2.7 Safe access to the outdoors can increase mental stimulation and provide a source of environmental enrichment. This cat has been trained to walk on a leash. (Courtesy Heather MacDonald.)
Image of 2.8
2.8 Cats that live totally indoors need places to sleep, climb, perch and hide. Ideal ‘cat trees’ are tall and sturdy, and provide multiple levels for one cat at a time to perch. Situating a ‘cat tree’ in front of a window provides opportunities for bird watching.
Image of 2.9
2.9 One component of environmental enrichment for indoor cats is providing stimulating toys and play opportunities. Many cats like toys that mimic birds. Other opportunities to play and explore can be very simple, such as a cardboard box.
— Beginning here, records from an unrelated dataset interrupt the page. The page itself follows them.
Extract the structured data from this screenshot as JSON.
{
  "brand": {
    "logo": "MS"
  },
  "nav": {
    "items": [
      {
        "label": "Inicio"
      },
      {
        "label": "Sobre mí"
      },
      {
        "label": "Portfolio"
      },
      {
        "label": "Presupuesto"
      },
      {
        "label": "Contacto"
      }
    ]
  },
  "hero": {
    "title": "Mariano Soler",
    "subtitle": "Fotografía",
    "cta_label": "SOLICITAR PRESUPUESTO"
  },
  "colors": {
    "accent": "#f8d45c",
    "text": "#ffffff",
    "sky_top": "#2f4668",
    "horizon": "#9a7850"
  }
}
Image of 2.13
2.13 Cats may be boarded at a boarding cattery or at other boarding facilities, such as veterinary hospitals, for various reasons. These represent higher risk situations for infectious diseases than the home environment, so that core vaccinations should be up to date before entering the facility.
Image of 2.15
2.15 Ticks are most commonly found on the head and neck.
Image of 2.16
2.16 This skin scraping was taken from a pruritic cat infected with FIV. Numerous long slender mites (such as the one arrowed in this field) were found and identified as .
Image of 2.22
2.22 Food balls or food puzzles can be used to encourage natural foraging behaviours and expenditure of energy in pursuit of food. Many types are available, and owners may need to experiment to find one that their cat will interact with.
Image of 2.23
2.23 An alarming number of pet cats are overweight or obese. Prevention of obesity starts early in life, around the time of surgical sterilization. Cats should be weighed and body condition scored (see Figure 1.20) at every opportunity.
Image of 2.24
2.24 This cat litter box, a converted plastic dish-washing bowl, is smaller than the recommended size of 1.5 times the length of the cat. Commercially available litter boxes are also often too small.
Image of 2.25
2.25 The primary socialization period for kittens is between 3 and 9 weeks of age. In this ‘kitten kindergarten’ class, young kittens are being taught to accept handling, are acclimating to cat carriers and car rides, and are being socialized to other people, other cats and to dogs. (Courtesy of Steve Dale)
Image of 2.26
2.26 Senior and geriatric cats often have mobility problems. Resources such as favourite beds or sleeping spots should be made accessible and should be well padded for comfort.
Image of Untitled
Image of Untitled
Image of Untitled
Image of Untitled
Image of Untitled
Image of Untitled
Image of Untitled
Image of Untitled
Image of This kitten had a single scrotal testis on palpation.
This kitten had a single scrotal testis on palpation. This kitten had a single scrotal testis on palpation.
Image of Untitled
Image of Untitled
Image of Untitled
Image of Untitled
Image of Untitled
Image of Untitled
Image of Untitled
Image of Untitled
Image of Untitled
Image of Untitled
Image of Untitled
Image of Untitled
Image of Untitled
Image of Untitled
Image of Untitled
Image of Untitled
Image of Untitled
Image of Untitled
Image of Untitled
Image of Untitled
Image of Untitled

More like this

/content/chapter/10.22233/9781910443149.chap2
dcterms_title,dcterms_description
-contentType:Journal
5
5
This is a required field
Please enter a valid email address
Approval was a Success
Invalid data
An Error Occurred
Approval was partially successful, following selected items could not be processed due to error